What is being asked
Among the lines below, how many carry the string "official"? Reply with a number and nothing else.

<<<<

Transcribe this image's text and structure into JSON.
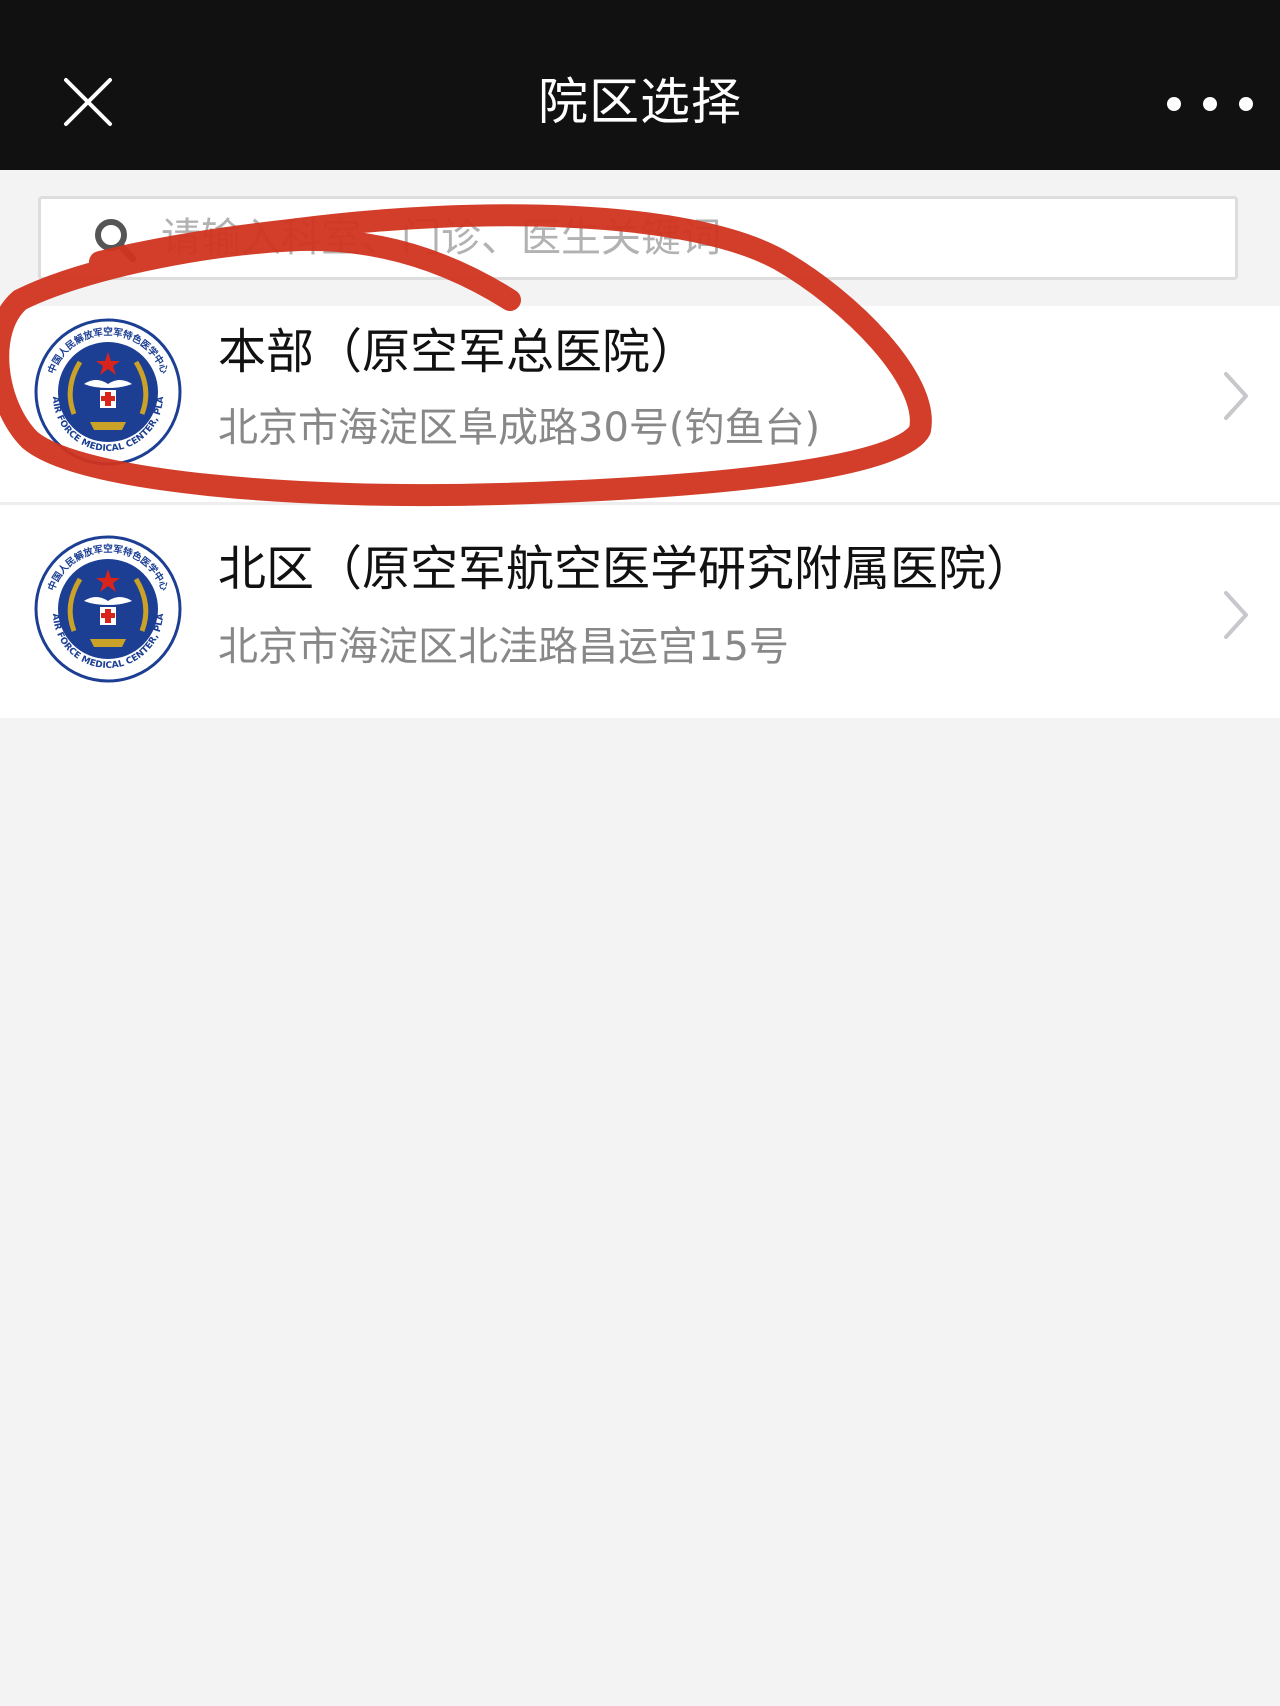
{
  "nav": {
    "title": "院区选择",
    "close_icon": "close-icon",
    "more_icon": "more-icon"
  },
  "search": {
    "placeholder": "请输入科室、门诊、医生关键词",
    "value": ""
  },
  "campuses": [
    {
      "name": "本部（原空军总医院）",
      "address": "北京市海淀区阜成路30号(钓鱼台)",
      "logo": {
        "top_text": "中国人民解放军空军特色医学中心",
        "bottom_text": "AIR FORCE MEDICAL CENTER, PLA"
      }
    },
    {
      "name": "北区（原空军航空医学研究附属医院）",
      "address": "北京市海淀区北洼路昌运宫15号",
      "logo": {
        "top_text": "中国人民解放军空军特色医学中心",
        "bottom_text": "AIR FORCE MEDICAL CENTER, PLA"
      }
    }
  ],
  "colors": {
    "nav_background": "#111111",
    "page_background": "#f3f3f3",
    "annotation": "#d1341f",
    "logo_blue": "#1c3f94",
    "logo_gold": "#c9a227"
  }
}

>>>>
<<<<

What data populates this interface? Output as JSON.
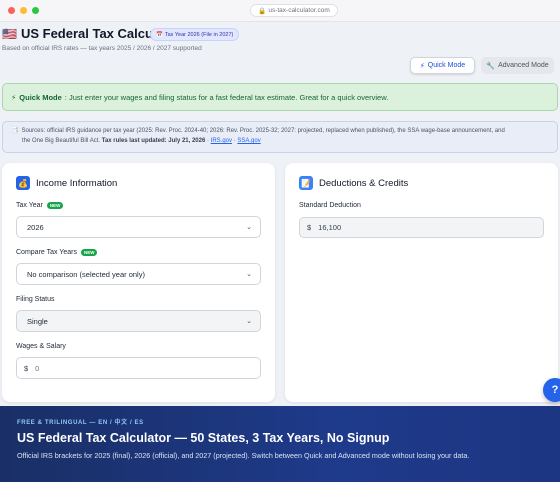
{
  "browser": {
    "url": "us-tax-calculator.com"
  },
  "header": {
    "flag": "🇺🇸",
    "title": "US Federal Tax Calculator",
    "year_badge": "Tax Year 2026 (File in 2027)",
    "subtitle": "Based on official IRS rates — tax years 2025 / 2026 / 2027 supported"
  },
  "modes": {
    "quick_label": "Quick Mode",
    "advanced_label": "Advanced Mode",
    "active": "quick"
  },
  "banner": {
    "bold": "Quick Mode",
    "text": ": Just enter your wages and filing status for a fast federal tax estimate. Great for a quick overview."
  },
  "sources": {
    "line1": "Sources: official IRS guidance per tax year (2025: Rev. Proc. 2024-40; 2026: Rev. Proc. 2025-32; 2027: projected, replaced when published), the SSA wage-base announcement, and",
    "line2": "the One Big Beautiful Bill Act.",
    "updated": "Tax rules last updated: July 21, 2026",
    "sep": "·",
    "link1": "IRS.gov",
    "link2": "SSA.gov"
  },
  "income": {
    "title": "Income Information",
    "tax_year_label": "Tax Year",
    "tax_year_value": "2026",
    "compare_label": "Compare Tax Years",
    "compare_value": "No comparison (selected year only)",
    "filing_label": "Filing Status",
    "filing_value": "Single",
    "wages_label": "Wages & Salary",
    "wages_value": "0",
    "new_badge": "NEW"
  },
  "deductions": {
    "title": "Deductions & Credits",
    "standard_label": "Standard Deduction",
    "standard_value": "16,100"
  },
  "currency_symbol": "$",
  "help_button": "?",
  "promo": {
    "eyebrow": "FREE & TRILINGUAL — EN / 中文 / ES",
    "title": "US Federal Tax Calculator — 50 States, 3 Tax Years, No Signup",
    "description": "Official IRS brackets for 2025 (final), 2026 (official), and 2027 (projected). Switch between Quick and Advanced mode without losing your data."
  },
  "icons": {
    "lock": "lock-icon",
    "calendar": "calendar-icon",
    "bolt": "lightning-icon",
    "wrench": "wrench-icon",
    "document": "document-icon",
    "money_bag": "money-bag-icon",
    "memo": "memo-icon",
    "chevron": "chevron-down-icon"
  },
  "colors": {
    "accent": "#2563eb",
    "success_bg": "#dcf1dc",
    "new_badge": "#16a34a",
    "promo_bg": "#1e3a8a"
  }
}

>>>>

Task solution
3